Creation Ex Nihilo


(James Hunt) #1

Hey there everyone. I’d like some input on how to respond to the scientific argument that we cannot know what caused the Big Bang.

The rebuttal to creation Ex Nihilo is that just because the Big Bang had a beginning, we should not infer it started from nothing. It is said to be a equivocation fallacy. Yes the universe began and is expanding. But the argument is that just because there was a Big Bang, does not necessarily mean it was created from nothing.

A grenade explosion, for example, had a beginning (a Big Bang), but before the explosion was a grenade. In other words, the cause of the Big Bang was pre-existing matter in a different form.

How to rebut this argument? All suggestions are welcome!


(Kathleen) #2

Hi, @JamesHunt! The agnostic assertion that we cannot know is an interesting one to deal with. But before I send along some thoughts, I was curious what your thoughts are on the matter? What makes sense to you? What do you find a bit confusing? :slight_smile:


(Joshua Spare) #3

Hey @JamesHunt, great question! I want to make sure that I understand your question first. The way I understand it is as follows:

The Christian says, "see, look, science shows us in the Big Bang that the universe came into existence out of nothing, ex nihilo. To which the non-Christian replies, “Ah, but you misunderstand the Big Bang. The Big Bang shows us the beginning of our universe; there was a time at which our universe exploded into existence. However, prior to the existence of our universe, there existed a super-condensed “ball” of matter and energy, out of which our universe came to be. And so, that simply shows us that we do not know where that ball of super-condensed matter plus energy came from. You, Christian, have no leg to stand on in saying that the universe was produced ex nihilo.”

Is that the argument that you are asking about? And is that a fair way to state it?

The way I see it, I think there is a confusion of an argument on the basis of pure reason (used by the Christian, in this case) and an argument on the basis of scientific observation (used by the non-theist). The rough sketch of the argument based on reason is that for every material thing we see, there is a material cause of it, i.e. the grenade came from the grenade maker; the grenade maker came from their mother and father, etc. The problem is that this leads to an infinite regression of material effects, which seems to be a logical impossibility. Therefore, the Christian contends that pure reason seems to confirm that at some point there was nothing, and then there was something; that is to say, creation ex nihilo. With the observation of the Big Bang, it seems reasonable enough to point to this as the moment of creation of the cosmos, prior to which there was nothing.

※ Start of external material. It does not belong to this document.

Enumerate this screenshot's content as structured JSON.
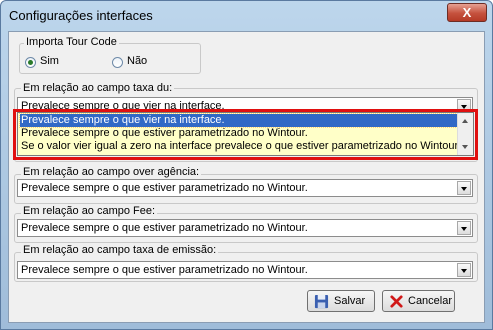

The other argument, the argument on the basis fo scientific observation, goes something like this. With the Big Bang, we see the moment at which the universe came to be; however, all of our measurements and calculations point to the fact that prior to the Big Bang, all of the matter and energy of the universe already existed, just in a hyper-condensed ball of matter and energy, the so-called singularity where all of our laws of physics did not apply. Therefore, the contention is that the Big Bang doesn’t show us the moment at which something came from nothing; it simply shows us the start of our universe, but the matter and energy already existed prior to this.

The confusion of the arguments, as I started with, is that the scientific argument misunderstands the nature of the logical argument. The logical argument says “look, the Big Bang seems to be a good point at which we see the beginning of something out of nothing” whereas the scientific argument contends, “No, matter and energy already existed before the Big Bang, so you are wrong.” But it fundamentally mis-understands that the argument is based on the logic that at some point a material effect must have had an immaterial cause. If the Big Bang wasn’t that first material thing, perhaps the singularity was that first material thing. Perhaps at some point we will be able to point beyond the singularity to material stuff that existed priorly. Nevertheless, none of these while negate the logic of the argument - certainly at some point, there had to be an immaterial cause of the material. Simply because we haven’t or can’t observe the actual beginning of the material cosmos doesn’t mean that ex nihilo creation is an impossibility or at odds with scientific work.

Hopefully that very brief sketch of the arguments will help bring some clarity to your question - does it make sense?